** SUPPLIED INFORMATION follows **
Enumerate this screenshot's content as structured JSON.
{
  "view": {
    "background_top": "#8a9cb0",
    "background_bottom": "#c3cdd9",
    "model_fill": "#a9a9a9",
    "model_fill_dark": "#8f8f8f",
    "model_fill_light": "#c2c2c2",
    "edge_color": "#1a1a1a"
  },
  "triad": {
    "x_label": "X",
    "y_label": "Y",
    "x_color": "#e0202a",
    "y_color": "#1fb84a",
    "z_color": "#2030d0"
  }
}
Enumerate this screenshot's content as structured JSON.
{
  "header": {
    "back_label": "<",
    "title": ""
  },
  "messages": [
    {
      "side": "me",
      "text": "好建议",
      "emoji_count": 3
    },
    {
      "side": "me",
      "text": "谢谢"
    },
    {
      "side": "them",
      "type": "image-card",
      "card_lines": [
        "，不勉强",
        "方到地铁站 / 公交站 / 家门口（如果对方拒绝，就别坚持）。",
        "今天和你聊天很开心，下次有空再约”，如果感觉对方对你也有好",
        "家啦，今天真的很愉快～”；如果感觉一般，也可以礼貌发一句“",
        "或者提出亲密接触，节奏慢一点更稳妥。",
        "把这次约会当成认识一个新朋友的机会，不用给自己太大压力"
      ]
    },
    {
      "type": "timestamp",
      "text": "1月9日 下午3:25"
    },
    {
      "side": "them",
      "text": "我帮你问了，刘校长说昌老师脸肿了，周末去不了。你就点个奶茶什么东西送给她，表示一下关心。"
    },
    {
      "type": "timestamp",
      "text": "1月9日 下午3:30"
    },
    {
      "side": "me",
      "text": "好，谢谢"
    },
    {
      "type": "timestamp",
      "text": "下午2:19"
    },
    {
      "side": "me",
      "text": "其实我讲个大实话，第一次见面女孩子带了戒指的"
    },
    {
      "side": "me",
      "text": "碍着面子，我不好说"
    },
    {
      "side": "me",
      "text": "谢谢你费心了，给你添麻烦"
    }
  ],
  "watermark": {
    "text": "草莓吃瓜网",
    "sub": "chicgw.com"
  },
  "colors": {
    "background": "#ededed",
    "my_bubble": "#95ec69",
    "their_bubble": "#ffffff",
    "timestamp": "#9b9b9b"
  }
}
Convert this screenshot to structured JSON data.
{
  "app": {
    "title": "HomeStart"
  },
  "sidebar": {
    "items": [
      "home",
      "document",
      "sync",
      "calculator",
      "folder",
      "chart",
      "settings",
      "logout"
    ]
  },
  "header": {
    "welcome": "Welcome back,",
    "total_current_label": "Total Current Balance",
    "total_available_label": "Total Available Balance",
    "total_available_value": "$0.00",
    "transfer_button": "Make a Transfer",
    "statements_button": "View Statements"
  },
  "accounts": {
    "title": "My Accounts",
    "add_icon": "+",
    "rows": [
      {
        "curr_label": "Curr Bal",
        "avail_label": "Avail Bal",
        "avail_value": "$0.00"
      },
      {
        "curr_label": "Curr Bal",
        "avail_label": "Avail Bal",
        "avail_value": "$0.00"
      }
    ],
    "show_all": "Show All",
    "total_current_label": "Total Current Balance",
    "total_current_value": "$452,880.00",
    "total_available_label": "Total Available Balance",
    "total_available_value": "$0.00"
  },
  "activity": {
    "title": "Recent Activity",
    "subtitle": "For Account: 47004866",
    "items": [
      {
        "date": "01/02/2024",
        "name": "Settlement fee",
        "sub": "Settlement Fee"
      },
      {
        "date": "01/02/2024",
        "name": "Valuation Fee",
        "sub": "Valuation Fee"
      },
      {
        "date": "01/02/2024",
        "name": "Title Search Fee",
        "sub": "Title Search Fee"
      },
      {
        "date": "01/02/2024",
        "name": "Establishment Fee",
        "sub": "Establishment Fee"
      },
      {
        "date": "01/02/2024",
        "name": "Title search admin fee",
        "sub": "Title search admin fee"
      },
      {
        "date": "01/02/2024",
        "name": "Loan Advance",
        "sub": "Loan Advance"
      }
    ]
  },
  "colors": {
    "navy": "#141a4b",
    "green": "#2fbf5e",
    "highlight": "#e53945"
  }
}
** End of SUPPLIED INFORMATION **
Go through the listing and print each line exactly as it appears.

Enumerate this screenshot's content as structured JSON.
{
  "view": {
    "background_top": "#8a9cb0",
    "background_bottom": "#c3cdd9",
    "model_fill": "#a9a9a9",
    "model_fill_dark": "#8f8f8f",
    "model_fill_light": "#c2c2c2",
    "edge_color": "#1a1a1a"
  },
  "triad": {
    "x_label": "X",
    "y_label": "Y",
    "x_color": "#e0202a",
    "y_color": "#1fb84a",
    "z_color": "#2030d0"
  }
}
Enumerate this screenshot's content as structured JSON.
{
  "header": {
    "back_label": "<",
    "title": ""
  },
  "messages": [
    {
      "side": "me",
      "text": "好建议",
      "emoji_count": 3
    },
    {
      "side": "me",
      "text": "谢谢"
    },
    {
      "side": "them",
      "type": "image-card",
      "card_lines": [
        "，不勉强",
        "方到地铁站 / 公交站 / 家门口（如果对方拒绝，就别坚持）。",
        "今天和你聊天很开心，下次有空再约”，如果感觉对方对你也有好",
        "家啦，今天真的很愉快～”；如果感觉一般，也可以礼貌发一句“",
        "或者提出亲密接触，节奏慢一点更稳妥。",
        "把这次约会当成认识一个新朋友的机会，不用给自己太大压力"
      ]
    },
    {
      "type": "timestamp",
      "text": "1月9日 下午3:25"
    },
    {
      "side": "them",
      "text": "我帮你问了，刘校长说昌老师脸肿了，周末去不了。你就点个奶茶什么东西送给她，表示一下关心。"
    },
    {
      "type": "timestamp",
      "text": "1月9日 下午3:30"
    },
    {
      "side": "me",
      "text": "好，谢谢"
    },
    {
      "type": "timestamp",
      "text": "下午2:19"
    },
    {
      "side": "me",
      "text": "其实我讲个大实话，第一次见面女孩子带了戒指的"
    },
    {
      "side": "me",
      "text": "碍着面子，我不好说"
    },
    {
      "side": "me",
      "text": "谢谢你费心了，给你添麻烦"
    }
  ],
  "watermark": {
    "text": "草莓吃瓜网",
    "sub": "chicgw.com"
  },
  "colors": {
    "background": "#ededed",
    "my_bubble": "#95ec69",
    "their_bubble": "#ffffff",
    "timestamp": "#9b9b9b"
  }
}
Convert this screenshot to structured JSON data.
{
  "app": {
    "title": "HomeStart"
  },
  "sidebar": {
    "items": [
      "home",
      "document",
      "sync",
      "calculator",
      "folder",
      "chart",
      "settings",
      "logout"
    ]
  },
  "header": {
    "welcome": "Welcome back,",
    "total_current_label": "Total Current Balance",
    "total_available_label": "Total Available Balance",
    "total_available_value": "$0.00",
    "transfer_button": "Make a Transfer",
    "statements_button": "View Statements"
  },
  "accounts": {
    "title": "My Accounts",
    "add_icon": "+",
    "rows": [
      {
        "curr_label": "Curr Bal",
        "avail_label": "Avail Bal",
        "avail_value": "$0.00"
      },
      {
        "curr_label": "Curr Bal",
        "avail_label": "Avail Bal",
        "avail_value": "$0.00"
      }
    ],
    "show_all": "Show All",
    "total_current_label": "Total Current Balance",
    "total_current_value": "$452,880.00",
    "total_available_label": "Total Available Balance",
    "total_available_value": "$0.00"
  },
  "activity": {
    "title": "Recent Activity",
    "subtitle": "For Account: 47004866",
    "items": [
      {
        "date": "01/02/2024",
        "name": "Settlement fee",
        "sub": "Settlement Fee"
      },
      {
        "date": "01/02/2024",
        "name": "Valuation Fee",
        "sub": "Valuation Fee"
      },
      {
        "date": "01/02/2024",
        "name": "Title Search Fee",
        "sub": "Title Search Fee"
      },
      {
        "date": "01/02/2024",
        "name": "Establishment Fee",
        "sub": "Establishment Fee"
      },
      {
        "date": "01/02/2024",
        "name": "Title search admin fee",
        "sub": "Title search admin fee"
      },
      {
        "date": "01/02/2024",
        "name": "Loan Advance",
        "sub": "Loan Advance"
      }
    ]
  },
  "colors": {
    "navy": "#141a4b",
    "green": "#2fbf5e",
    "highlight": "#e53945"
  }
}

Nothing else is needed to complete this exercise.